DESCRIPTION OF THE TASK:
Every line of the data below is to be given again as it appears, with the images removed.

Stored dataset items
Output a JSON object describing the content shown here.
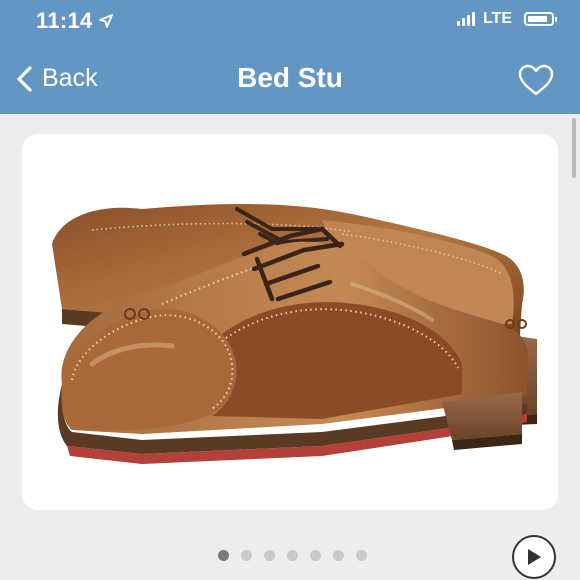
{
  "status_bar": {
    "time": "11:14",
    "network": "LTE",
    "location_icon": "location-arrow-icon",
    "battery_level": 0.85
  },
  "nav": {
    "back_label": "Back",
    "title": "Bed Stu",
    "back_icon": "chevron-left-icon",
    "favorite_icon": "heart-outline-icon"
  },
  "gallery": {
    "image_description_icon": "product-photo",
    "page_count": 7,
    "current_index": 0,
    "play_icon": "play-icon"
  },
  "colors": {
    "header": "#6496c4",
    "background": "#ededed",
    "leather": "#a8683a"
  }
}
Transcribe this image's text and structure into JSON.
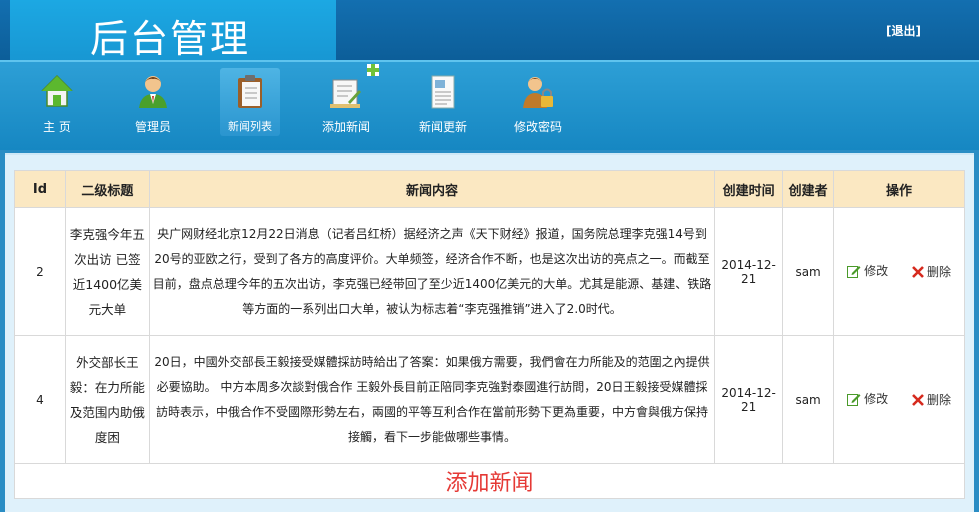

OUTPUT BELOW:
Output a JSON object describing the content shown here.
{
  "status_bar": {
    "time": "11:14",
    "network": "LTE",
    "location_icon": "location-arrow-icon",
    "battery_level": 0.85
  },
  "nav": {
    "back_label": "Back",
    "title": "Bed Stu",
    "back_icon": "chevron-left-icon",
    "favorite_icon": "heart-outline-icon"
  },
  "gallery": {
    "image_description_icon": "product-photo",
    "page_count": 7,
    "current_index": 0,
    "play_icon": "play-icon"
  },
  "colors": {
    "header": "#6496c4",
    "background": "#ededed",
    "leather": "#a8683a"
  }
}
Transcribe this image's text and structure into JSON.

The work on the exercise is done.